Input records START

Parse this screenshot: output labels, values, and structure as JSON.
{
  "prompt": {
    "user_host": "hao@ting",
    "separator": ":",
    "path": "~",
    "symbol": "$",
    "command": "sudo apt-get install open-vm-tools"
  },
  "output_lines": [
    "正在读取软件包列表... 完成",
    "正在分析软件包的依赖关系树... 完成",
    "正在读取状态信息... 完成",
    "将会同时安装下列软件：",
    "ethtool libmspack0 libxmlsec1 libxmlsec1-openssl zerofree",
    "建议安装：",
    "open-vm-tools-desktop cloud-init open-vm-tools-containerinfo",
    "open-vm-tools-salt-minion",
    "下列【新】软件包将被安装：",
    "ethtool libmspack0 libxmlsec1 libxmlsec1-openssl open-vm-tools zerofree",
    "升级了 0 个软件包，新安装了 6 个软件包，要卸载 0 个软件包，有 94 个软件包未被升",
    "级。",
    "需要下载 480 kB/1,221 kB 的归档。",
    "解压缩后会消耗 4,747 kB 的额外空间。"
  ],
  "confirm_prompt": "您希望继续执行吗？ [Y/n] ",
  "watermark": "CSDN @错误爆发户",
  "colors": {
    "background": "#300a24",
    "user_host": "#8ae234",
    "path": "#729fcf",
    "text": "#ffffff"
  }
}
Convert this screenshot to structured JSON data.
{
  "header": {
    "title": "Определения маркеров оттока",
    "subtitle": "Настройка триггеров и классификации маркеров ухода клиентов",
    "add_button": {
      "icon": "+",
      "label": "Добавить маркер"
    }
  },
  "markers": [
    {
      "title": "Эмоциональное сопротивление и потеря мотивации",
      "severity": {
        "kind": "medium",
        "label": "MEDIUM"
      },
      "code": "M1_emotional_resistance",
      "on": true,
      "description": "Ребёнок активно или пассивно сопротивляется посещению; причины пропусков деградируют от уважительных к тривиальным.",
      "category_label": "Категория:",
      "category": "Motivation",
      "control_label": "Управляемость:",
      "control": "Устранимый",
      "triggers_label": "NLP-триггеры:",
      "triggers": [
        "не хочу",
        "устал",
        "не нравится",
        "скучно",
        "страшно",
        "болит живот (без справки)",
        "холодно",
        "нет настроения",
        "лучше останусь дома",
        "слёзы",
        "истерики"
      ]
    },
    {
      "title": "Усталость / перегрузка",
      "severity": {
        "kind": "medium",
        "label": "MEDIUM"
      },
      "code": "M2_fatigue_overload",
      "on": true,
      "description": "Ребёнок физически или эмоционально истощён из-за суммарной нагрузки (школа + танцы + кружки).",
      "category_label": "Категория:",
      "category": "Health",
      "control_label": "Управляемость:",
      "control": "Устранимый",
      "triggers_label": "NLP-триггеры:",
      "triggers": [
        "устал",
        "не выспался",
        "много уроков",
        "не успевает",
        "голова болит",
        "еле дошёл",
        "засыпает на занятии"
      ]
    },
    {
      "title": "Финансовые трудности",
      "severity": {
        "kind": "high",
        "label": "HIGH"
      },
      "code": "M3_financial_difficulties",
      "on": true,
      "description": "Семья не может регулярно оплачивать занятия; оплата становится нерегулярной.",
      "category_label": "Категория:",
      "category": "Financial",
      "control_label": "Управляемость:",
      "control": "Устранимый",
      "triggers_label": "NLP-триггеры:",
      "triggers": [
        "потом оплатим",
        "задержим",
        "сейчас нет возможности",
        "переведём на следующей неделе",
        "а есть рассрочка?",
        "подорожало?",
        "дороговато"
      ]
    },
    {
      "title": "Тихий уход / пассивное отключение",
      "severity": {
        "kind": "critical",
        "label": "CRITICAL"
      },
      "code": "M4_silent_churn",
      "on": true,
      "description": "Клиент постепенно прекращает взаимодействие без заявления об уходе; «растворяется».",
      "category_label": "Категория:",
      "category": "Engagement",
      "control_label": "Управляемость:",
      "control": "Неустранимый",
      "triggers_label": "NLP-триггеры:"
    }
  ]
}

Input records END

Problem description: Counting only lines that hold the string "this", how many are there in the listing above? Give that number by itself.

Answer space: 2